Required action:
Below are the records; locate each line with the word "title" and copy it.

[Stored entries]
++++++

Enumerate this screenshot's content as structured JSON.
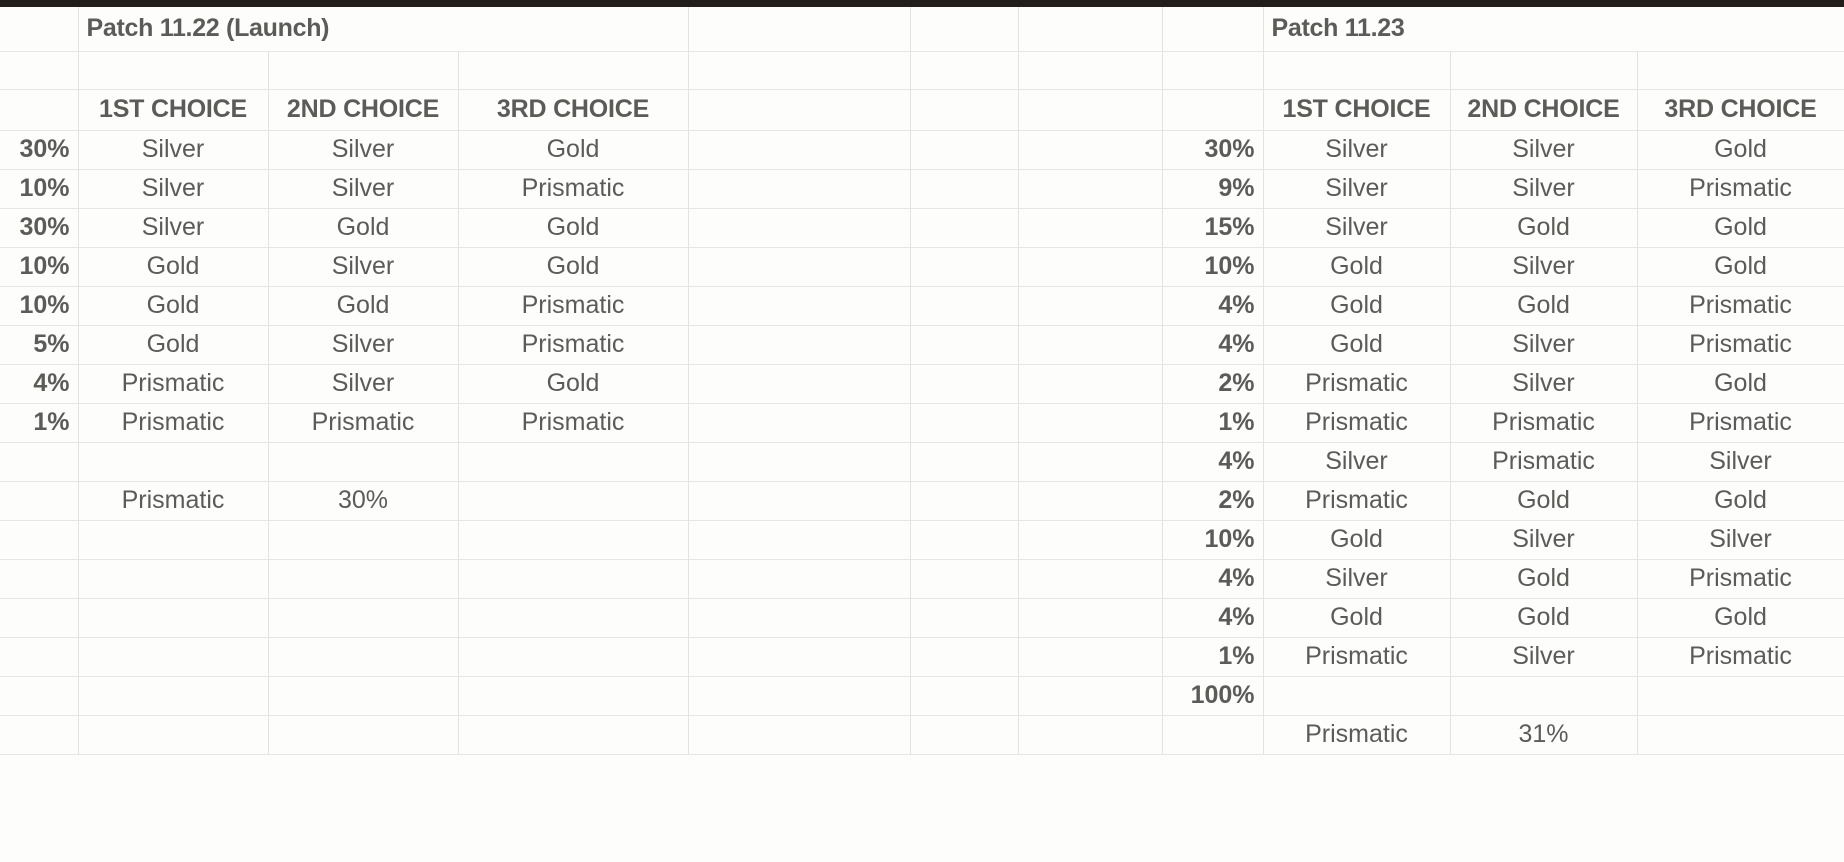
{
  "sheet": {
    "left_table": {
      "title": "Patch 11.22 (Launch)",
      "columns": [
        "1ST CHOICE",
        "2ND CHOICE",
        "3RD CHOICE"
      ],
      "rows": [
        {
          "pct": "30%",
          "c1": "Silver",
          "c2": "Silver",
          "c3": "Gold"
        },
        {
          "pct": "10%",
          "c1": "Silver",
          "c2": "Silver",
          "c3": "Prismatic"
        },
        {
          "pct": "30%",
          "c1": "Silver",
          "c2": "Gold",
          "c3": "Gold"
        },
        {
          "pct": "10%",
          "c1": "Gold",
          "c2": "Silver",
          "c3": "Gold"
        },
        {
          "pct": "10%",
          "c1": "Gold",
          "c2": "Gold",
          "c3": "Prismatic"
        },
        {
          "pct": "5%",
          "c1": "Gold",
          "c2": "Silver",
          "c3": "Prismatic"
        },
        {
          "pct": "4%",
          "c1": "Prismatic",
          "c2": "Silver",
          "c3": "Gold"
        },
        {
          "pct": "1%",
          "c1": "Prismatic",
          "c2": "Prismatic",
          "c3": "Prismatic"
        }
      ],
      "summary": {
        "label": "Prismatic",
        "value": "30%"
      }
    },
    "right_table": {
      "title": "Patch 11.23",
      "columns": [
        "1ST CHOICE",
        "2ND CHOICE",
        "3RD CHOICE"
      ],
      "rows": [
        {
          "pct": "30%",
          "c1": "Silver",
          "c2": "Silver",
          "c3": "Gold"
        },
        {
          "pct": "9%",
          "c1": "Silver",
          "c2": "Silver",
          "c3": "Prismatic"
        },
        {
          "pct": "15%",
          "c1": "Silver",
          "c2": "Gold",
          "c3": "Gold"
        },
        {
          "pct": "10%",
          "c1": "Gold",
          "c2": "Silver",
          "c3": "Gold"
        },
        {
          "pct": "4%",
          "c1": "Gold",
          "c2": "Gold",
          "c3": "Prismatic"
        },
        {
          "pct": "4%",
          "c1": "Gold",
          "c2": "Silver",
          "c3": "Prismatic"
        },
        {
          "pct": "2%",
          "c1": "Prismatic",
          "c2": "Silver",
          "c3": "Gold"
        },
        {
          "pct": "1%",
          "c1": "Prismatic",
          "c2": "Prismatic",
          "c3": "Prismatic"
        },
        {
          "pct": "4%",
          "c1": "Silver",
          "c2": "Prismatic",
          "c3": "Silver"
        },
        {
          "pct": "2%",
          "c1": "Prismatic",
          "c2": "Gold",
          "c3": "Gold"
        },
        {
          "pct": "10%",
          "c1": "Gold",
          "c2": "Silver",
          "c3": "Silver"
        },
        {
          "pct": "4%",
          "c1": "Silver",
          "c2": "Gold",
          "c3": "Prismatic"
        },
        {
          "pct": "4%",
          "c1": "Gold",
          "c2": "Gold",
          "c3": "Gold"
        },
        {
          "pct": "1%",
          "c1": "Prismatic",
          "c2": "Silver",
          "c3": "Prismatic"
        },
        {
          "pct": "100%",
          "c1": "",
          "c2": "",
          "c3": ""
        }
      ],
      "summary": {
        "label": "Prismatic",
        "value": "31%"
      }
    }
  }
}
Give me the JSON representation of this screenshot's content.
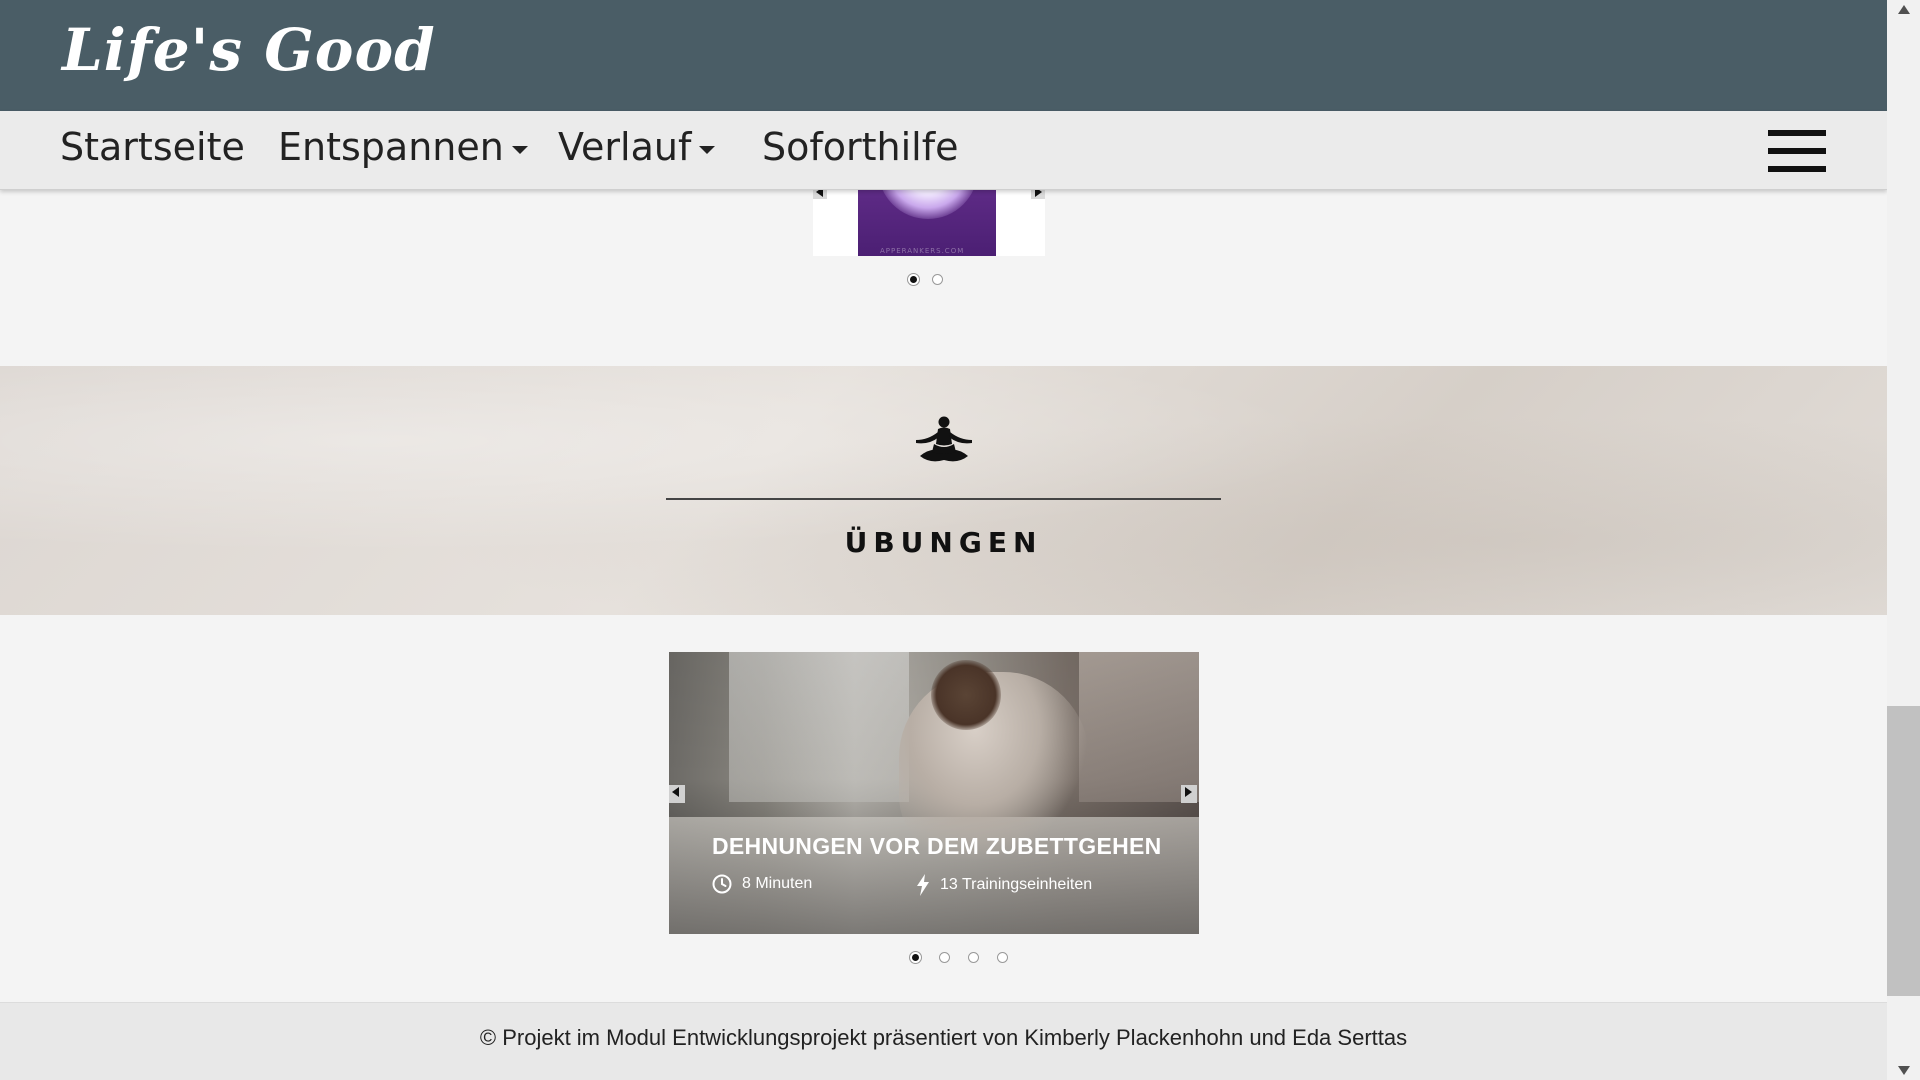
{
  "header": {
    "logo": "Life's Good"
  },
  "nav": {
    "items": [
      {
        "label": "Startseite",
        "has_dropdown": false
      },
      {
        "label": "Entspannen",
        "has_dropdown": true
      },
      {
        "label": "Verlauf",
        "has_dropdown": true
      },
      {
        "label": "Soforthilfe",
        "has_dropdown": false
      }
    ],
    "menu_icon": "hamburger-menu-icon"
  },
  "top_carousel": {
    "image_watermark": "APPERANKERS.COM",
    "slide_count": 2,
    "active_index": 0
  },
  "exercises_section": {
    "icon": "meditation-pose-icon",
    "title": "ÜBUNGEN"
  },
  "exercise_carousel": {
    "title": "DEHNUNGEN VOR DEM ZUBETTGEHEN",
    "duration": "8 Minuten",
    "duration_icon": "clock-icon",
    "sessions": "13 Trainingseinheiten",
    "sessions_icon": "lightning-bolt-icon",
    "slide_count": 4,
    "active_index": 0
  },
  "footer": {
    "text": "© Projekt im Modul Entwicklungsprojekt präsentiert von Kimberly Plackenhohn und Eda Serttas"
  }
}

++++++

Answer for the task:
      "title": "Patch 11.22 (Launch)",
      "title": "Patch 11.23",
    "title": "ÜBUNGEN"
    "title": "DEHNUNGEN VOR DEM ZUBETTGEHEN",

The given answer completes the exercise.